So you want to retire early? What you can do now to prepare
You’ve done your time. You’ve had a long (and hopefully rewarding) career and are ready to ease into retirement. There’s one problem. You’re not quite officially retirement age yet. You have a few years (maybe more) until you reach age 62 and can start receiving Social Security. And a few more years still until you hit age 65 and can enroll in Medicare.
You’re more than ready to retire early, but can you really afford to? The good news is that it is possible with some careful planning and preparation.
Envision your retirement – and how you will pay for it
You likely have dreams of what retirement will look like: extended vacations, leisurely dinners, spoiling the grandkids. However, if you want that retirement to start early, those dreams need to be supported with some very thoughtful budgeting. Carefully account for all of the monthly expenses you expect to incur in retirement, both the fun and mundane. Next, identify where the money will come from to fund those expenses, knowing that the regular paycheck you’ve depended on for years won’t be there.
Will it come from savings, investment income, perhaps a spouse or partner who is still working? Understand all of your sources of funds. Just as importantly, do the math to make sure you will have enough to last throughout your retirement years, which could last decades.

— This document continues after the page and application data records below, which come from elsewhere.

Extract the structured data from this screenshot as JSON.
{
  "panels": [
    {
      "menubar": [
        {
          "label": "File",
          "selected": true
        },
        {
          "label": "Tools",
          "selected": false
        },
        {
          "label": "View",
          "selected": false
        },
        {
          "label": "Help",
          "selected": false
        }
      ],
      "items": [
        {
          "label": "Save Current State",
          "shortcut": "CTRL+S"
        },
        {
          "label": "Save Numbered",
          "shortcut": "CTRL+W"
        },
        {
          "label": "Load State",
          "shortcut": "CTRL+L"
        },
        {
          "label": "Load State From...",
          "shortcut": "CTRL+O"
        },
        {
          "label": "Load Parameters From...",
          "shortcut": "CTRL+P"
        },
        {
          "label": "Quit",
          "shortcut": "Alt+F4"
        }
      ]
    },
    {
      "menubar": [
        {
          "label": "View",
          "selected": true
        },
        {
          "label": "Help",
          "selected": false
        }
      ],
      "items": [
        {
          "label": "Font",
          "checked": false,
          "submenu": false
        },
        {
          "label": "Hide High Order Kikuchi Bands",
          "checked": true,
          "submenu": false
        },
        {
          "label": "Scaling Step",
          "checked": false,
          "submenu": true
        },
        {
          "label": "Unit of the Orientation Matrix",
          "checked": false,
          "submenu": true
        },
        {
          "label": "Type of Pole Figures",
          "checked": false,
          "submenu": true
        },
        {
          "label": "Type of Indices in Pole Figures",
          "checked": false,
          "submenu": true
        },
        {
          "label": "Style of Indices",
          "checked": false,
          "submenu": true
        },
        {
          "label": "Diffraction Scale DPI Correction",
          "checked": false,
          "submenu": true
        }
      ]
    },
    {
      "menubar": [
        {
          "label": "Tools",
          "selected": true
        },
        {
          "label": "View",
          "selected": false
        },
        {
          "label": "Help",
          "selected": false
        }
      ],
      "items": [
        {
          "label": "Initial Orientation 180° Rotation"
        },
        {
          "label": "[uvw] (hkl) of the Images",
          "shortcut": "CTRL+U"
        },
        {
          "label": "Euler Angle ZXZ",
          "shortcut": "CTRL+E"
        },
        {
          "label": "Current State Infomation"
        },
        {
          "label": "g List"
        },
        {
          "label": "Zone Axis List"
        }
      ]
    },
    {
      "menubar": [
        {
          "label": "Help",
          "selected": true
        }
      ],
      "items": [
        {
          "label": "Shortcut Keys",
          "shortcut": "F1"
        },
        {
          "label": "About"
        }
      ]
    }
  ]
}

While you may have a sizeable nest egg in retirement accounts like 401(k) plans and individual retirement accounts (IRAs), that money can’t be accessed until you reach age 59.5, or you will be penalized 10 percent on withdrawals. However, there is a little-known exception. IRS Rule 72(t) states that if you declare yourself as “permanently retired,” meaning you commit to never re-entering the workforce, you can begin taking distributions from qualified retirement plans beginning at age 55.
Lean on your non-retirement savings and investments
Hopefully, you’ve been diligent about saving and investing throughout your career, not only in dedicated retirement vehicles like IRAs and 401(k) plans, but non-retirement accounts as well.
If not, it’s never too late to get started.
Start maximizing your savings and investments now so that you can tap them to fund your lifestyle if you do choose to retire early. Work with an experienced investment professional to help ensure that your investments are appropriately aligned with your risk tolerance and time horizon for retirement.
Consider health care expenses carefully
If you retire before age 65, Medicare won’t yet be an option to help pay for your health care needs. Perhaps you have a spouse or partner with health insurance who can cover you until you reach age 65. If not, you’re on the hook for some potentially significant private health insurance costs. For example, the average monthly premium for a benchmark plan offered through the federal health insurance marketplace is $1,520 for a family of four. That’s $18,240 a year. [SOURCE: AARP]
If you do choose to retire early and know you will be funding your own health care expenses, contribute as much money as possible into a health savings account (HSA) if you are eligible. Even after you retire, that money remains yours to spend on qualified health care expenses. For 2020, a single person can contribute $3,550 annually to an HSA, and a family can contribute $7,100. Those age 55 and older can contribute an additional $1,000 in “catch-up” contributions. [SOURCE: IRS]
The dream of early retirement is possible for many of us, but it requires careful planning and diligent saving years in advance. To get there, work with a financial advisor to develop a plan that is specific to your situation.